» **Task statement**
The finished copy should hold every entry exactly as given, and no pictures.

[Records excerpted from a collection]
Segment Open

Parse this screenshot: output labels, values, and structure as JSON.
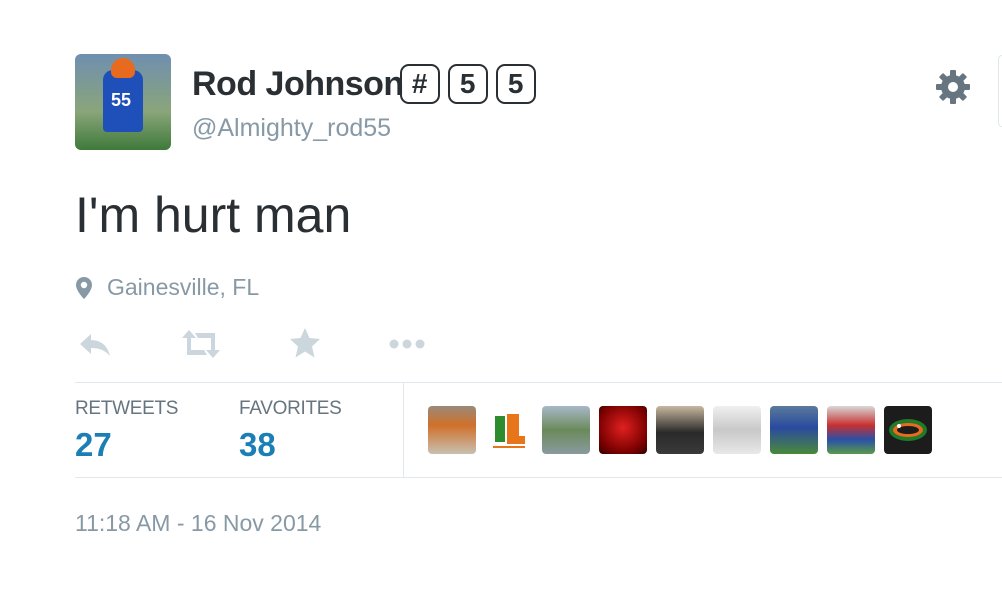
{
  "tweet": {
    "author": {
      "name": "Rod Johnson",
      "emoji_keys": [
        "#",
        "5",
        "5"
      ],
      "handle": "@Almighty_rod55",
      "avatar_jersey": "55"
    },
    "text": "I'm hurt man",
    "location": "Gainesville, FL",
    "actions": [
      {
        "name": "reply",
        "icon": "reply-icon"
      },
      {
        "name": "retweet",
        "icon": "retweet-icon"
      },
      {
        "name": "favorite",
        "icon": "star-icon"
      },
      {
        "name": "more",
        "icon": "more-icon"
      }
    ],
    "stats": {
      "retweets_label": "RETWEETS",
      "retweets_value": "27",
      "favorites_label": "FAVORITES",
      "favorites_value": "38"
    },
    "favoriters": [
      {
        "name": "favoriter-1",
        "color": "#c8702a"
      },
      {
        "name": "favoriter-2",
        "color": "#ffffff"
      },
      {
        "name": "favoriter-3",
        "color": "#7a9a6a"
      },
      {
        "name": "favoriter-4",
        "color": "#b01010"
      },
      {
        "name": "favoriter-5",
        "color": "#5a4a3a"
      },
      {
        "name": "favoriter-6",
        "color": "#e8e8e8"
      },
      {
        "name": "favoriter-7",
        "color": "#3a6a3a"
      },
      {
        "name": "favoriter-8",
        "color": "#c83a3a"
      },
      {
        "name": "favoriter-9",
        "color": "#1a1a1a"
      }
    ],
    "timestamp": "11:18 AM - 16 Nov 2014"
  },
  "colors": {
    "text": "#292f33",
    "muted": "#8899a6",
    "stat_value": "#1b7fb5",
    "divider": "#e1e8ed"
  }
}
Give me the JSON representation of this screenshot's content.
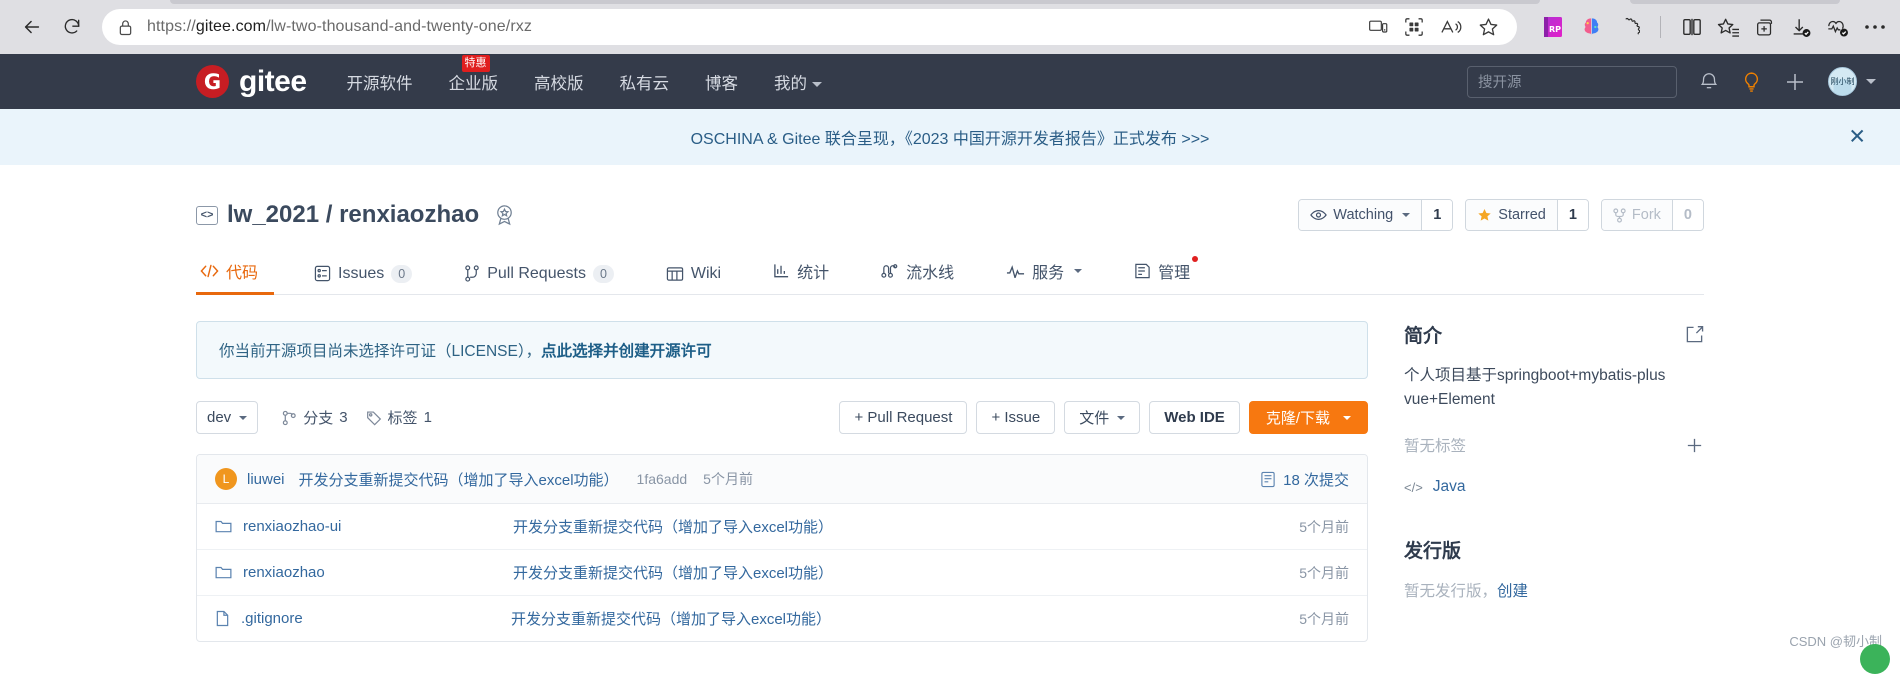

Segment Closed

» **Expected answer**
Parse this screenshot: output labels, values, and structure as JSON.
{
  "tweet": {
    "author": {
      "name": "Rod Johnson",
      "emoji_keys": [
        "#",
        "5",
        "5"
      ],
      "handle": "@Almighty_rod55",
      "avatar_jersey": "55"
    },
    "text": "I'm hurt man",
    "location": "Gainesville, FL",
    "actions": [
      {
        "name": "reply",
        "icon": "reply-icon"
      },
      {
        "name": "retweet",
        "icon": "retweet-icon"
      },
      {
        "name": "favorite",
        "icon": "star-icon"
      },
      {
        "name": "more",
        "icon": "more-icon"
      }
    ],
    "stats": {
      "retweets_label": "RETWEETS",
      "retweets_value": "27",
      "favorites_label": "FAVORITES",
      "favorites_value": "38"
    },
    "favoriters": [
      {
        "name": "favoriter-1",
        "color": "#c8702a"
      },
      {
        "name": "favoriter-2",
        "color": "#ffffff"
      },
      {
        "name": "favoriter-3",
        "color": "#7a9a6a"
      },
      {
        "name": "favoriter-4",
        "color": "#b01010"
      },
      {
        "name": "favoriter-5",
        "color": "#5a4a3a"
      },
      {
        "name": "favoriter-6",
        "color": "#e8e8e8"
      },
      {
        "name": "favoriter-7",
        "color": "#3a6a3a"
      },
      {
        "name": "favoriter-8",
        "color": "#c83a3a"
      },
      {
        "name": "favoriter-9",
        "color": "#1a1a1a"
      }
    ],
    "timestamp": "11:18 AM - 16 Nov 2014"
  },
  "colors": {
    "text": "#292f33",
    "muted": "#8899a6",
    "stat_value": "#1b7fb5",
    "divider": "#e1e8ed"
  }
}
Give me the JSON representation of this screenshot's content.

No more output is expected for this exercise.